* [WORK TASK]: Where the string "image" occurs in a line of the data below, that line should be copied.

Website and app data records
* * * *

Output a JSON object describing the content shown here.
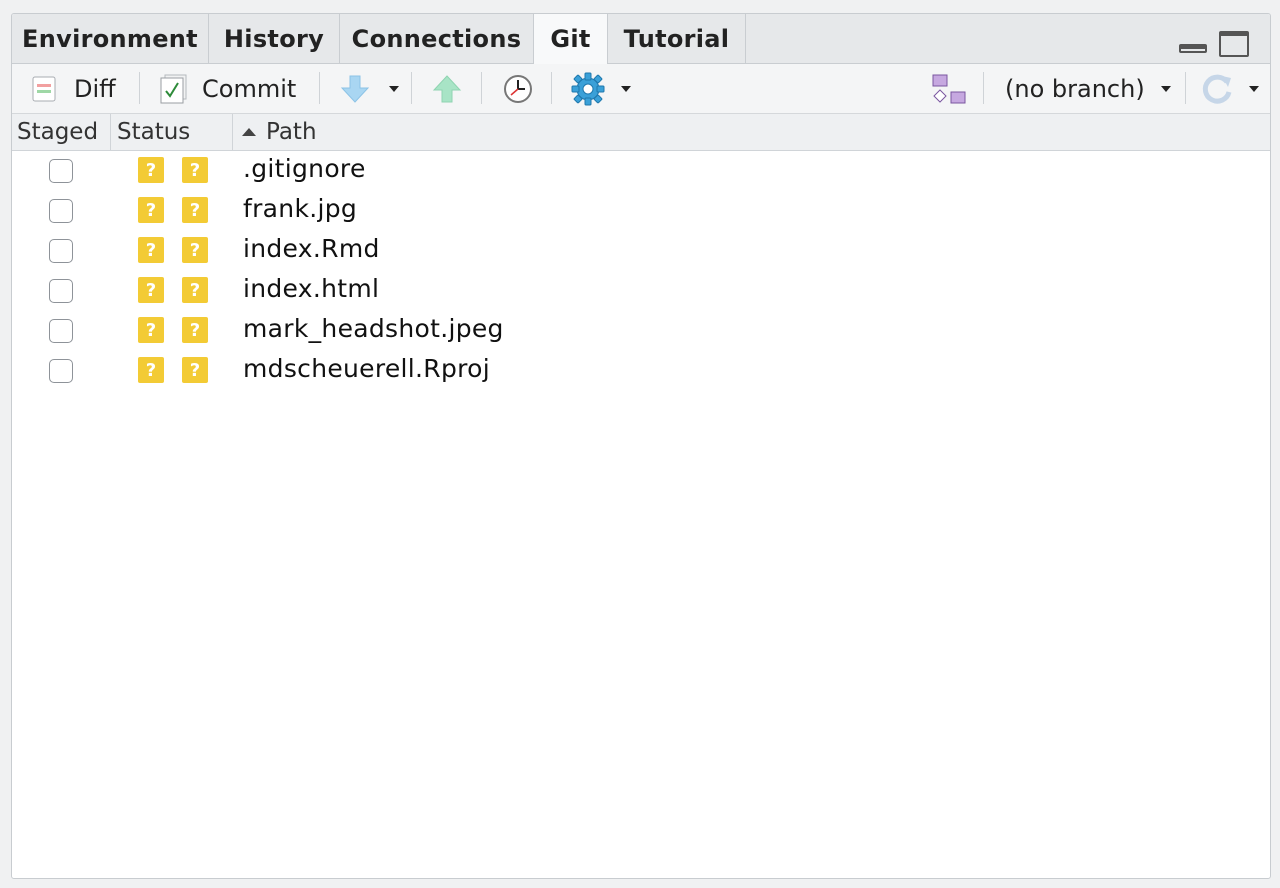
{
  "tabs": [
    {
      "label": "Environment"
    },
    {
      "label": "History"
    },
    {
      "label": "Connections"
    },
    {
      "label": "Git",
      "active": true
    },
    {
      "label": "Tutorial"
    }
  ],
  "toolbar": {
    "diff_label": "Diff",
    "commit_label": "Commit",
    "branch_label": "(no branch)"
  },
  "columns": {
    "staged": "Staged",
    "status": "Status",
    "path": "Path"
  },
  "files": [
    {
      "staged": false,
      "status": [
        "?",
        "?"
      ],
      "path": ".gitignore"
    },
    {
      "staged": false,
      "status": [
        "?",
        "?"
      ],
      "path": "frank.jpg"
    },
    {
      "staged": false,
      "status": [
        "?",
        "?"
      ],
      "path": "index.Rmd"
    },
    {
      "staged": false,
      "status": [
        "?",
        "?"
      ],
      "path": "index.html"
    },
    {
      "staged": false,
      "status": [
        "?",
        "?"
      ],
      "path": "mark_headshot.jpeg"
    },
    {
      "staged": false,
      "status": [
        "?",
        "?"
      ],
      "path": "mdscheuerell.Rproj"
    }
  ],
  "colors": {
    "status_untracked": "#f3cb35",
    "pull_arrow": "#a9d6f2",
    "push_arrow": "#a8e4c6",
    "gear": "#3aa0d8"
  }
}
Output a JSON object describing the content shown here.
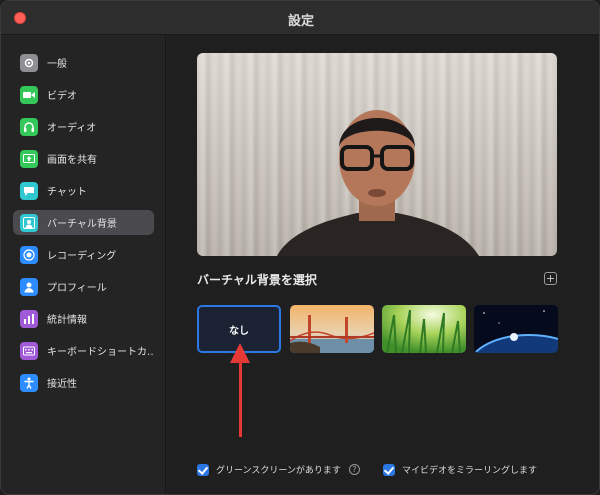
{
  "window": {
    "title": "設定"
  },
  "sidebar": {
    "items": [
      {
        "label": "一般",
        "icon": "gear-icon",
        "color": "#8e8e93"
      },
      {
        "label": "ビデオ",
        "icon": "video-icon",
        "color": "#34c759"
      },
      {
        "label": "オーディオ",
        "icon": "headphones-icon",
        "color": "#34c759"
      },
      {
        "label": "画面を共有",
        "icon": "share-screen-icon",
        "color": "#34c759"
      },
      {
        "label": "チャット",
        "icon": "chat-icon",
        "color": "#30c8d0"
      },
      {
        "label": "バーチャル背景",
        "icon": "virtual-background-icon",
        "color": "#30c8d0",
        "active": true
      },
      {
        "label": "レコーディング",
        "icon": "record-icon",
        "color": "#2d8cff"
      },
      {
        "label": "プロフィール",
        "icon": "profile-icon",
        "color": "#2d8cff"
      },
      {
        "label": "統計情報",
        "icon": "statistics-icon",
        "color": "#a05ad8"
      },
      {
        "label": "キーボードショートカ…",
        "icon": "keyboard-icon",
        "color": "#a05ad8"
      },
      {
        "label": "接近性",
        "icon": "accessibility-icon",
        "color": "#2d8cff"
      }
    ]
  },
  "main": {
    "section_title": "バーチャル背景を選択",
    "backgrounds": [
      {
        "label": "なし",
        "selected": true
      },
      {
        "label": "",
        "icon": "golden-gate-bridge-image"
      },
      {
        "label": "",
        "icon": "grass-image"
      },
      {
        "label": "",
        "icon": "earth-from-space-image"
      }
    ],
    "options": [
      {
        "label": "グリーンスクリーンがあります",
        "checked": true
      },
      {
        "label": "マイビデオをミラーリングします",
        "checked": true
      }
    ],
    "help_glyph": "?",
    "accent_color": "#2b78e4",
    "arrow_color": "#e53935"
  }
}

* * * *

* [THE COMPLETED TASK]:
        "icon": "golden-gate-bridge-image"
        "icon": "grass-image"
        "icon": "earth-from-space-image"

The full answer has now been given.